Dr. Avery taught history at NAU for 22 years, retiring from the university in 2005.

She began her career at NAU in 1983 as a professor of history specializing in the American Southwest and Mormon history.

In 1984, Dr. Avery co-authored with Linda King Newell Mormon Enigma: Emma Hale Smith, and in 1998 she wrote From Mission to Madness: The Last Son of the Mormon Prophet. Both biographies won Utah State University’s prestigious Evans Biography Award for Best Western Biography.

“She was bold and revered as a scholar of Mormon history,” said Provost Liz Grobsmith. “She was a very spirited Western frontier devotee and was deeply engaged in Western history.”

Cynthia Kosso, chair of the history department, noted that while Dr. Avery was a prizewinning author and an expert in many facets of American history, her teaching was her greatest contribution to the university.

“Val touched the lives of many thousands of students here,” Kosso said. “Her teaching was tremendously influential, energetic, interactive, eye-opening, and even life-changing for some students.”

Students demonstrated their mutual respect for Dr. Avery when they selected her as the 2001 Homecoming Dedicatee.

“Val had a passion about her students and wanted to make a difference in their lives,” Grobsmith said. “Her commitment to them is her greatest legacy to NAU.”

Dr. Avery earned her bachelor’s degree from Rocky Mountain College in Billings, Mont., in 1959. She earned her master’s and doctoral degrees in history from NAU in 1981 and 1983 respectively.

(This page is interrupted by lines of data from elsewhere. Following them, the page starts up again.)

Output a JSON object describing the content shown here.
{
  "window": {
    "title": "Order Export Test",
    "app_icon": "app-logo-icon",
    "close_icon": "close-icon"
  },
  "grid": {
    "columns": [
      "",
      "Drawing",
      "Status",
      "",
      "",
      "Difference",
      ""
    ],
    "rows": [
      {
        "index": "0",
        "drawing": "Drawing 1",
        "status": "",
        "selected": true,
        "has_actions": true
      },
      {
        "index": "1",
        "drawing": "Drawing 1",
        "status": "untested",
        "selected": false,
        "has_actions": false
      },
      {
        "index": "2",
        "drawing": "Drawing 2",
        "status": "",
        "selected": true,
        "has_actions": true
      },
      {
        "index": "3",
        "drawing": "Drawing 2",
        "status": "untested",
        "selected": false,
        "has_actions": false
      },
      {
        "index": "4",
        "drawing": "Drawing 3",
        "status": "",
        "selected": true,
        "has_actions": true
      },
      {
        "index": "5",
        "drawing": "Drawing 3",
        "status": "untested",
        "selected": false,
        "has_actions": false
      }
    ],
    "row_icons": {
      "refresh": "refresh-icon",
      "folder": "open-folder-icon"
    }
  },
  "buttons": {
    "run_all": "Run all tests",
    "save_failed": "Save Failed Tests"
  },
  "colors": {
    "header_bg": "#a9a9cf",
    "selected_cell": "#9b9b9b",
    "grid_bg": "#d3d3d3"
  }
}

She was preceded in death by her husband Bryan Short, who taught English at NAU for 36 years and served as special assistant to President John Haeger. Short died in 2003.

She is survived by her daughter Maureen (Brian) Meyer; sons Christopher (Nancy), Nathan (Annette) and Thad (Laura); by Short’s daughter, Lisa (Bernhard) Fritsch and son Raymond, and 11 grandchildren. She is also survived by sisters Shirley Haynes, Sharon Rammell, Linda Tippetts, Julie Tippetts, and a brother, Allen Tippetts.

There will be a celebration of Dr. Avery’s life at 4 p.m. April 13 at the Arizona Snowbowl’s Hart Prairie Lodge. An endowment in her name has been established through the NAU Foundation, P.O. Box 4094, Flagstaff, AZ 86011-4094.